■ **PROBLEM STATEMENT**: Within the entries below, every line containing "process" is to be copied.
DATA SECTION Start Marker
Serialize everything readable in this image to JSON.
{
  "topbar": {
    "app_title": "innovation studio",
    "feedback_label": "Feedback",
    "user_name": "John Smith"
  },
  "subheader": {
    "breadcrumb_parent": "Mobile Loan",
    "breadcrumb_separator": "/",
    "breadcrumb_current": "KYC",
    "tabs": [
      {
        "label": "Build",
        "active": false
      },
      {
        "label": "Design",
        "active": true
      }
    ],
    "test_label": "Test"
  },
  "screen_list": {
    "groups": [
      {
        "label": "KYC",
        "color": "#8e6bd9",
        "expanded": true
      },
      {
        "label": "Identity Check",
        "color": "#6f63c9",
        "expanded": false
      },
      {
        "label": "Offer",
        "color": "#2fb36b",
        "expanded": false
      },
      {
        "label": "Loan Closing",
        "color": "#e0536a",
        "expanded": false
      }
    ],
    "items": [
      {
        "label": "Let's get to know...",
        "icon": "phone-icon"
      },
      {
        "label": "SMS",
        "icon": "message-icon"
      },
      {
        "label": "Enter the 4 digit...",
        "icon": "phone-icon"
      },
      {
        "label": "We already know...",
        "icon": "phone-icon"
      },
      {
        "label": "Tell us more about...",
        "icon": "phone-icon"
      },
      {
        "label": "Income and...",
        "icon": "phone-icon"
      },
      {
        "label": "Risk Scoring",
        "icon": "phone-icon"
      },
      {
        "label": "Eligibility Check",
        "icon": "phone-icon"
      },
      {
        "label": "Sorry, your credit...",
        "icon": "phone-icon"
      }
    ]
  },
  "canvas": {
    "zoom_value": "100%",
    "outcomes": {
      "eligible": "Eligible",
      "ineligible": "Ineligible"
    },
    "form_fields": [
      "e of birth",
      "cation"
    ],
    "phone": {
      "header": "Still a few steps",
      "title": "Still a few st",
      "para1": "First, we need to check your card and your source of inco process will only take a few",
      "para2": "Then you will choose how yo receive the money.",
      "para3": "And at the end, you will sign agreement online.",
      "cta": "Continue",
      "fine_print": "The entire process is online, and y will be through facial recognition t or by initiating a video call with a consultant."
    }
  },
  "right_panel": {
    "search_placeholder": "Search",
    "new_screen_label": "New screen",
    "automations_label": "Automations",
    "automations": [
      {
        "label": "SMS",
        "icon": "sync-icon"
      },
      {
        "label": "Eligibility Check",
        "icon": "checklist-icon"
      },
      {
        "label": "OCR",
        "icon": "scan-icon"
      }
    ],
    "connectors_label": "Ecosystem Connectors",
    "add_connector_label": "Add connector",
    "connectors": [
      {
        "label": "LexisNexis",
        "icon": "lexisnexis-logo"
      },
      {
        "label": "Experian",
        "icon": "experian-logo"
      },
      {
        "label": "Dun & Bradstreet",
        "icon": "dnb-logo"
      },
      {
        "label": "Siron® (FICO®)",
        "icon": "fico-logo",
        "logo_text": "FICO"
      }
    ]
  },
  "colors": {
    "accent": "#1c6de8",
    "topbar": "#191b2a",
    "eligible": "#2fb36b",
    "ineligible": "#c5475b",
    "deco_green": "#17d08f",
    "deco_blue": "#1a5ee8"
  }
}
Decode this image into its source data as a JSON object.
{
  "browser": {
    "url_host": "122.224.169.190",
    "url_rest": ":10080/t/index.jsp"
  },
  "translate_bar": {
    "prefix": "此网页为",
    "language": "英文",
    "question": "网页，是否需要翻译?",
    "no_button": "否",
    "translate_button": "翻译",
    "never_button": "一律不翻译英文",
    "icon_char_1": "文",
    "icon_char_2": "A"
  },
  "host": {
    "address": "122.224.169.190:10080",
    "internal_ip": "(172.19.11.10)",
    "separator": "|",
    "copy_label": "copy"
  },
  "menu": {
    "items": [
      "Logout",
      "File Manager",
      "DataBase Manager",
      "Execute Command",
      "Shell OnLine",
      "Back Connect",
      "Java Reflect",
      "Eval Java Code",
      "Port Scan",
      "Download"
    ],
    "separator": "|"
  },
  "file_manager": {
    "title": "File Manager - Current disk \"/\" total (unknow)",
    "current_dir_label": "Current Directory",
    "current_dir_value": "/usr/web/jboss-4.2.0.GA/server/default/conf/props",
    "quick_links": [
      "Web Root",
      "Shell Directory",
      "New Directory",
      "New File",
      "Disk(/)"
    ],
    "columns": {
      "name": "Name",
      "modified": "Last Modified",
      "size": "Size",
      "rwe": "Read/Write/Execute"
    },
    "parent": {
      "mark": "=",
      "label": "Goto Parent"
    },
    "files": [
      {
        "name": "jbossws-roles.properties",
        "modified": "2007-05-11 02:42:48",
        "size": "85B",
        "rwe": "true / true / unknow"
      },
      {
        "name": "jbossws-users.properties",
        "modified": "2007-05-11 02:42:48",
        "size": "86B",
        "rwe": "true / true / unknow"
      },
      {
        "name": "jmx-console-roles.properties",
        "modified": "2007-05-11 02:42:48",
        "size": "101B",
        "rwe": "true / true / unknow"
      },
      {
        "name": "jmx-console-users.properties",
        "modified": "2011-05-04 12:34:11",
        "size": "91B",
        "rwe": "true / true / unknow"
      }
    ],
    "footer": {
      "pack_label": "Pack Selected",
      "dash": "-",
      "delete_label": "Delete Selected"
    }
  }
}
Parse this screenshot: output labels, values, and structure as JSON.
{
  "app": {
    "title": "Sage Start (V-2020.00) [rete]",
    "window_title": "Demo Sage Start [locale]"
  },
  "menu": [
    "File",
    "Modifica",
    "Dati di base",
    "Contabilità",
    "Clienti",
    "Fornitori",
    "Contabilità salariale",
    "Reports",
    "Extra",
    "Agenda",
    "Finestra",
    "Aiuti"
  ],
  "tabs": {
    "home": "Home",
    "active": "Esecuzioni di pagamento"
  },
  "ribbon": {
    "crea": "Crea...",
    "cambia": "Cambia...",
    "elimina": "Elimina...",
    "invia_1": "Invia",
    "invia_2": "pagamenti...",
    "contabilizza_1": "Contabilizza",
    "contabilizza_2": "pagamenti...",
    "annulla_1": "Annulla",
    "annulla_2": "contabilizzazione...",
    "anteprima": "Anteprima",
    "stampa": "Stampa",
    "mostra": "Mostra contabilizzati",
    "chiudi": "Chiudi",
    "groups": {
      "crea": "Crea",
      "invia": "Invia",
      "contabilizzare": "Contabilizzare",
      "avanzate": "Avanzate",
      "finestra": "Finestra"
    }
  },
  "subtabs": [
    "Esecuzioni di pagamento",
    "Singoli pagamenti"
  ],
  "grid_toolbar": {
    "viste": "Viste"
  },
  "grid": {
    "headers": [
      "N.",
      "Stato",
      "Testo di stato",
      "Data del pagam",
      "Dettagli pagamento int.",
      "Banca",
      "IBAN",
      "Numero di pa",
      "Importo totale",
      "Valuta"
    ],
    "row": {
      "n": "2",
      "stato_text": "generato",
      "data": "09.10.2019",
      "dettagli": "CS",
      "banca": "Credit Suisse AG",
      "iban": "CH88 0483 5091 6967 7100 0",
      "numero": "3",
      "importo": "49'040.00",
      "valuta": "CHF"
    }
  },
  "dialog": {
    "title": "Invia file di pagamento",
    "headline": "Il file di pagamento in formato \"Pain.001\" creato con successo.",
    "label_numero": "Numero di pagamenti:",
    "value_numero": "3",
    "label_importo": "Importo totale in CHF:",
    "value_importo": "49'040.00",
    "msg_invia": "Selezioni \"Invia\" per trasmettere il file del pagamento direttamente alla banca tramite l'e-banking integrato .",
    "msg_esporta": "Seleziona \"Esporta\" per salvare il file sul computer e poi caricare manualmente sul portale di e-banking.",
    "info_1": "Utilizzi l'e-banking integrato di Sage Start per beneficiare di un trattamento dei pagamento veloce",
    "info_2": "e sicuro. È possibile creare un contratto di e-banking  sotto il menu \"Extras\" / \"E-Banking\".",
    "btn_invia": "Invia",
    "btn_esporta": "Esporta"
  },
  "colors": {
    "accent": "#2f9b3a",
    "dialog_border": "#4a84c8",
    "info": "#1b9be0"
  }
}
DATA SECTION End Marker
■ **TASK RESPONSE**:
      "para1": "First, we need to check your card and your source of inco process will only take a few",
      "fine_print": "The entire process is online, and y will be through facial recognition t or by initiating a video call with a consultant."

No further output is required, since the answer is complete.